July 31/Aug. 7: Volume 31, Issue 4
By Ken Ryan
As e-commerce grows in the retail channel, specialty flooring retailers have expressed concern that online sales could negatively impact their business. It’s a subject that has many store owners and managers on edge.
“Don’t get me going on this topic,” Ben Boss, owner of Boss Carpet One Floor & Home, Dixon, Ill., told FCNews. “Looking out 10 to 20 years, I wouldn’t be surprised if the flooring retail landscape is completely different.”
Andrew Wiebe, co-owner of Red Deer Carpet One Floor & Home, Red Deer, Alberta, Canada, echoed those sentiments and fears, adding, “It’s coming, folks.”
Cathy Buchanan, owner of Independent Carpet One Floor & Home, Westland Mich., had this observation: “Just look at Amazon and how it has taken [online retailing] by storm. Our world and the interpersonal relationships are dwindling. I am concerned.”
Looking at news reports, you can understand why dealers are feeling uneasy. Through June 20, there have been 5,300 store closing announcements in the U.S. this year, making 2017 the second worst year on record at the six-month mark. The worst year ever for store closings was 2008 during the Great Recession, when Credit Suisse counted 6,163 closings. Some believe 2017 might eclipse that number.
The growth of e-commerce and what retail experts say is an overbuilt retail landscape has contributed to this situation. According to the U.S. Census Bureau of the Department of Commerce, e-commerce sales in the first quarter of 2017 accounted for 8.5% of total retail sales. That compares to 7.8% of total sales in Q1 2016, 6.9% in Q1 2015 and 6.2% in Q1 ’14. Five years ago, for example, e-commerce represented 5.1% of total retail sales.
So while flooring dealers worry about e-commerce’s rise, there is some encouraging news. The retail consultancy Alix Partners tracked five years of financial performance for 20 publicly traded retailers. For the group, online sales grew from 10.5% of total sales in 2012 to 15.5% in 2016—but margins steadily declined by 150 basis points to 9% in the year. It concluded that retailers’ store fleets were subsidizing their online businesses.
What’s more, it cited a recent study of millennial shopping habits in which 82% of respondents said they still prefer shopping in stores.
While the tactile, face-to-face experience of shopping for flooring in a brick-and-mortar store will likely never go away, retailers like Wiebe said dealers must come to terms with the growing trend toward online sales, particularly among DIY and low-cost segments.

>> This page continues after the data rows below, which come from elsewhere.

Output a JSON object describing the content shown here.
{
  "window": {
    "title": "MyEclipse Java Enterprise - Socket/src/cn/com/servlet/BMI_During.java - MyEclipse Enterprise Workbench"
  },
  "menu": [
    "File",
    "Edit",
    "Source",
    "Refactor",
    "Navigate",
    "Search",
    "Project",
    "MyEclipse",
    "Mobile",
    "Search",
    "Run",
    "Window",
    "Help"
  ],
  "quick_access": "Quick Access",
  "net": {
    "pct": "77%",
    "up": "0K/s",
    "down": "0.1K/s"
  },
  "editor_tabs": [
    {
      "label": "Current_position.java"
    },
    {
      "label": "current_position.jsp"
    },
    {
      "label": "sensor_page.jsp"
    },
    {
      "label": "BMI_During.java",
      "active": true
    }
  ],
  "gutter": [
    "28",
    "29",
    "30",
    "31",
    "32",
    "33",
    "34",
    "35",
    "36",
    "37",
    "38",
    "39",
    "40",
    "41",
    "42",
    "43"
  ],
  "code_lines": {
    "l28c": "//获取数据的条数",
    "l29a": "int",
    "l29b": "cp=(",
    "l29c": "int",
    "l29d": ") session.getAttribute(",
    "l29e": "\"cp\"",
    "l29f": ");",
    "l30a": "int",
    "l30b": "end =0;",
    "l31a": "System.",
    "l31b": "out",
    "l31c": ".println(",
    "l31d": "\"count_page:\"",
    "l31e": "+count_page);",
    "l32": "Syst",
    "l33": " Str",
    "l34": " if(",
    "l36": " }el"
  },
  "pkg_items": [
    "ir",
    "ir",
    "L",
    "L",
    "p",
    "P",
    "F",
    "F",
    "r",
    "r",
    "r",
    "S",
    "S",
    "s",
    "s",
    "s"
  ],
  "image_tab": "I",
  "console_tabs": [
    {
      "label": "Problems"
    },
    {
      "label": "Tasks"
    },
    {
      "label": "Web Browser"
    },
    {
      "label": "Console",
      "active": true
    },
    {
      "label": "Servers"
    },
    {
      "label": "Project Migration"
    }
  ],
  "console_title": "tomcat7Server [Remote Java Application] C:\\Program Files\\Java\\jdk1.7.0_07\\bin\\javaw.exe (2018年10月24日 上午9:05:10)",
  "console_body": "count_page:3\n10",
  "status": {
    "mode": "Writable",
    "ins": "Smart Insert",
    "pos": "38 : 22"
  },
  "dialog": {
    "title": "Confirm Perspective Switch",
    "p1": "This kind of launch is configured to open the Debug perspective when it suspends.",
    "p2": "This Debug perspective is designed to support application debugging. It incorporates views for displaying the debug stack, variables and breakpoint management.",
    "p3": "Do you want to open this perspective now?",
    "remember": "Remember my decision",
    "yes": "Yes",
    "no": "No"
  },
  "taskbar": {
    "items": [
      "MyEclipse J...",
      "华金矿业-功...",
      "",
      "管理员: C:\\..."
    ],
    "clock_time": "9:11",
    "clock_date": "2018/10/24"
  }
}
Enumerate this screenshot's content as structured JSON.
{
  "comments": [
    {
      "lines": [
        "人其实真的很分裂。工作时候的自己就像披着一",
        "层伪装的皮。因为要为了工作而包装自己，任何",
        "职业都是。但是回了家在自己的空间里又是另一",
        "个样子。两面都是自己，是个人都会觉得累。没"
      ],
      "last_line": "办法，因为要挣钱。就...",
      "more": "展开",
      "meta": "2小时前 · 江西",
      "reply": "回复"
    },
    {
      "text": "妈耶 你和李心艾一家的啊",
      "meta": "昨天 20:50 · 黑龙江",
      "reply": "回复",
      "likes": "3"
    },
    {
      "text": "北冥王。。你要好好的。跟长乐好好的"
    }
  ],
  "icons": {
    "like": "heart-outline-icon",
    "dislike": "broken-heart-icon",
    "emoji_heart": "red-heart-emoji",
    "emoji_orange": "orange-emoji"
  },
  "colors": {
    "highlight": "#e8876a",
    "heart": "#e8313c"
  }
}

Deb DeGraaf, owner of DeGraaf Interiors, Grand Rapids, Mich., agrees there are consumers who will always want to touch and feel before they purchase, “but in that case some of us are going to be used for the touching and feeling of the product and the customer will then purchase online. I see this being a problem particularly with case goods. Rolls of carpet will remain primarily through retailers and box stores because of the challenge of receiving the roll. It is very important that we as independent retailers create an experience and romance the customers when we get the opportunity.”
As e-commerce sales grow some flooring retailers say they will turn to more private-label goods as a way to slow e-commerce’s growth. Others, however, worry that suppliers can use e-commerce to leapfrog the retail channel and sell directly to the end user.
“We should be very concerned,” said Casey Dillabaugh, owner of Dillabaugh’s Flooring America, Boise, Idaho. “Anything that eliminates the friction of the purchase decision in the eyes of the consumer ought to be considered serious competition. As such, as retailers, we must be willing to explore other non-traditional ways of relating and communicating with our potential customers. With all that said, I do believe there will always be a sector of the community that still wants the experience that only a specialty flooring retailer can provide. In the end, it’s how we relate to the customer that will ensure our survival.”